So, what happened here was that people appreciated the bonus at first, but ultimately the whole psychology of it became demotivating. Do you think this was a good idea, to begin with? My conclusion was that it wasn't.
Rewards Can Also Decrease Motivation
People are complex, so rewards can have a very subtle effect we cannot always anticipate. Let's look at another example that illustrates how variable pay can actually decrease motivation.
I was working as an actuarial student doing long hours. Not just me but our whole team; we would work from 8 am to 7 pm, staying late almost every evening. I'd wake up at 5 am, go for a run, study for my actuarial qualification until 7:30 and then go to work. But I was happy doing that because I thought I had a cause towards which I was working. My effort (our effort) felt good for the business and great for our careers.
At some point, the company decided this was too much to ask from students, so we were told that we were going to get overtime at the standard rate. My salary then was about £20,000 a year, about £10 an hour. Guess what happened? Once we found out that's what we were valued at, almost all of us decided it wasn't worth putting in the extra hours.
When the company put a price on our time, we just lost interest. Before, we felt we were doing it for the good of the business and the good of our careers. But when that effort turned into a pound amount, we thought: Actually, we'd rather just have the time and not work so hard.
In this case, instead of encouraging us to work, this paid overtime discouraged us from doing so. Which is interesting and not something you would easily anticipate, right? The idea that monetary compensation could have a detrimental effect was a controversial idea when it was first brought up in the 1970s, but hundreds of studies have proven it correct since then.

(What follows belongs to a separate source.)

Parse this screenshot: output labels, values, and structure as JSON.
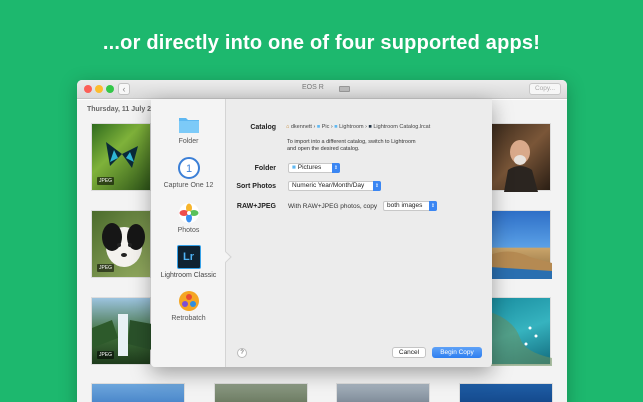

When Do Bonuses Actually Work?
There is a circumstance when a bonus can work, and that's when it's constructed as a formulaic addition that is based on specific metrics. For example, when compensation is given for a job where performance can be measured and is relevant.

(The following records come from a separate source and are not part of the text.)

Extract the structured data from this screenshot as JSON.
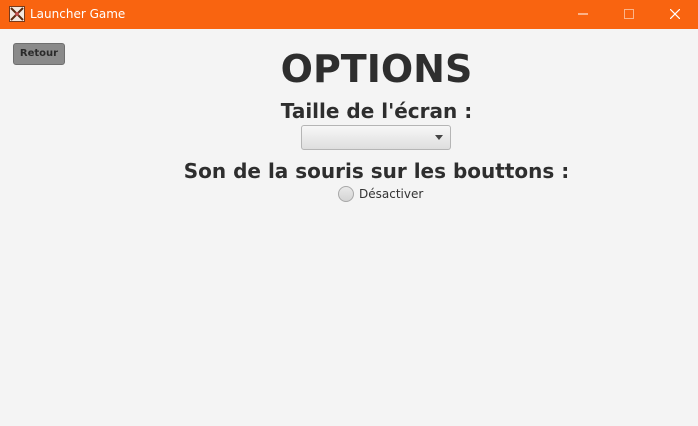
{
  "window": {
    "title": "Launcher Game",
    "accent_color": "#f96410",
    "controls": [
      "minimize-icon",
      "maximize-icon",
      "close-icon"
    ]
  },
  "toolbar": {
    "back_label": "Retour"
  },
  "main": {
    "title": "OPTIONS",
    "screen_size": {
      "label": "Taille de l'écran :",
      "selected_value": ""
    },
    "mouse_sound": {
      "label": "Son de la souris sur les bouttons :",
      "option_label": "Désactiver",
      "checked": false
    }
  }
}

The most common version of this is a salesperson's bonus. Salespeople work on commission, so if they sell more, they make more. Simple. This is an understood fact, and it works because it motivates people to work harder. It gives them a driver to do a specific thing, and when the bonus is assigned, there are no subjective parameters that can create tensions between employees.
Similarly, there are other ways of incentivising people using bonuses that use measurable metrics. For instance, when you pay someone for piece work, or you pay by unit. Of course, you don't always want someone to go around working as fast as possible so they can get home earlier. But at least the bonuses relate to the units, so they don't generate problems like the ones we saw above.
Bonuses don't need to become instantly banned but rather be applied in specific circumstances - for example, when the amount someone receives can be easily measured and justified.
If someone enjoys doing something, using bonuses is one of the best ways in which you can actually demotivate them. This has been long proven and will continue to be true no matter how the workplace changes. Sometimes, it's better to recognise when someone's doing something right and give them positive feedback instead (younger employees actually appreciate recognition more than monetary rewards).
So, to sum up: Bonuses can work in some circumstances. However, in the majority of cases, paying them is something seen as highly subjective. And, more importantly, something that can do more damage than good.